No need for special gear

There is no need for any special gear for eeling. Anyone with a decent couple of carp rods and the associated gear can soon kit themselves up for an eel session. I tend to fish fairly heavy for them, simply because I can’t see any reason not to and I always think that if that huge beast comes along at least my gear is up to it! My recommendations would be 21/2 to 3lb test rod, 12-15lb line and a hooklink that is up to the job – mono isn’t! This year for my hooklinks I have used the heavy braids that cat anglers use and found it great stuff, no bite-offs and no sign of damage with eels to 5lb-plus of the toothy variety. (Eels in some waters grow considerably larger teeth than others. The theory is that the toothy variety are accustomed to feeding on fish whereas the eels with small teeth are more used to feeding on bloodworm and other crustaceans). If pike are present you will have to decide what to do, though I have had a couple on the braid and again it was fine. Personally I am prepared to stick with it, even if a pike bites me off. It will, in my opinion, have no problems with a single hook – it’s not going to sew them up like a set of trebles.

My favoured bite indication method

Decent indication of an interested eel is an important requirement. I personally favour front mounted alarms coupled with butt indicators. Okay, there will be many ‘false bites’ as smaller eels hit ‘n spin into your bait, but clipped-up drop-off alarms WILL exaggerate deep hooking. I have hooked many twitchers when eeling and I’m convinced at least some of them would not have pulled line from the drop-off clip until the eel was deep hooked. Drop-off type alarms also make it to easy to fall into a deep sleep if you are that way inclined! My biggest eel this year came because I picked up the rod to check what I thought were bootlaces hitting the deadbait and just moving the butt indicator a little. You can sometimes tell this by holding the mainline tight to the bait. You can actually feel them spinning chunks off the bait, but this time it didn’t feel like bootlaces so I hit it. Result, one lip-hooked 5lb eel. Front mounted alarms like Delkims coupled with butt indicators tell a far better story than drop-off types, at least for eel fishing.

Two big eels for a young Paul from a midland’s reservoir – but he disowns the hat!
Dealing with them on the bank

I suppose the part that puts a lot of anglers off eel fishing is the dealing with it after landing it. Friends of mine who are good anglers make no secret of the fact that they don’t fancy handling big snigs. But the fact is that a big eel is easier to handle than bootlaces. Years ago eelers actually used to cut a cross in the ground and lay the eel upside down in the groove to get rid of the devil in the fish! Of course there’s no need to cut a cross but holding the eel upside down for a while certainly calms it down a little.
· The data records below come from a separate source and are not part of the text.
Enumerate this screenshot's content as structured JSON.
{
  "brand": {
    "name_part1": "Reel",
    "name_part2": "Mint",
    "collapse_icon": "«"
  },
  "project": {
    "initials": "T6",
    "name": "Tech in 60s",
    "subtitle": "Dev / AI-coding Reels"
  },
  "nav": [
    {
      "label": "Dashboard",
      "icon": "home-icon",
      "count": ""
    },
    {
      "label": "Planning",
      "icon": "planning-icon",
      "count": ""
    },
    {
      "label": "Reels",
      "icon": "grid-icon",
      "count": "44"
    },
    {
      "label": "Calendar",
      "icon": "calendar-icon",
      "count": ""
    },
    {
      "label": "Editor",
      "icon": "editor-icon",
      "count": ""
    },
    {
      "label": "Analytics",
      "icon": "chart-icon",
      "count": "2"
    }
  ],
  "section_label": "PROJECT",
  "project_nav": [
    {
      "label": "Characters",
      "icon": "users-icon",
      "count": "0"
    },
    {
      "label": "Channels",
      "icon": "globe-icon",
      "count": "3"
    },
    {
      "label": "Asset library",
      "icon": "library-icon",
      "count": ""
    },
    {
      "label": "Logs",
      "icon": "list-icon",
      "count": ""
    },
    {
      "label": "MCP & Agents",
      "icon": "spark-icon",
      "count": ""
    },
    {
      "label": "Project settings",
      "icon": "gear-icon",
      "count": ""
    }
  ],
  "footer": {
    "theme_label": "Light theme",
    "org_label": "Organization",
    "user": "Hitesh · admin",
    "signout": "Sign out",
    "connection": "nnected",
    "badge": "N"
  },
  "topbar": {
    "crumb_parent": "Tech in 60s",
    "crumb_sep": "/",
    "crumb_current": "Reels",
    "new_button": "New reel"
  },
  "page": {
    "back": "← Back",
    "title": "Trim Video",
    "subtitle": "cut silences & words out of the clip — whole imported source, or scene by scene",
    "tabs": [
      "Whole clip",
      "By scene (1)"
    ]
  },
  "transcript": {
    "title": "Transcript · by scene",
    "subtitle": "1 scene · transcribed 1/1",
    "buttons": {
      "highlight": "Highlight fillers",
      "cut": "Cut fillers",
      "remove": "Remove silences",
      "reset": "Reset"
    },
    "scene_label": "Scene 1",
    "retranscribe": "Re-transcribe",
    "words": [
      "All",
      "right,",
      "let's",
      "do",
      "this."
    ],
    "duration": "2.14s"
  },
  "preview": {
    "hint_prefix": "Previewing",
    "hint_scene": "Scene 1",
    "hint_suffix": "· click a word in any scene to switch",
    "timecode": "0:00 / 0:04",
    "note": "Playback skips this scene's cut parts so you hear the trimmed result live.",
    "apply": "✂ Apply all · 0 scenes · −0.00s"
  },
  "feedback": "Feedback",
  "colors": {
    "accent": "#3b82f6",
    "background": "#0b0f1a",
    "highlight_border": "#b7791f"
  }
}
Apparently though, holding them this way for too long can damage them and cause death. I’ve never had it happen but just in case I only do it for the minimum time needed to unhook and/or photograph them.

As I said earlier, only try to remove the hook if it is easy to do so, use as small a hook as you can get away with. The eel has, in my opinion, more chance of survival if the hook is left alone if deep hooked. If you want to keep the eels you catch at night until daylight then they are happy enough in a decent keepnet.

Give it a go – catch the fish of mystery!

So if you fancy a change and you feel a water you fish has eel potential why not give the most mysterious fish in our waters a try? You never know, you may enjoy it. I know I do! No known fish, no named fish, more travelled than hump-back, garlic breathed carp, and probably uncaught before. And the bit that always excites me when I get a take – no idea how big the next one could be!

Feel free to ask for advice on the FM forum.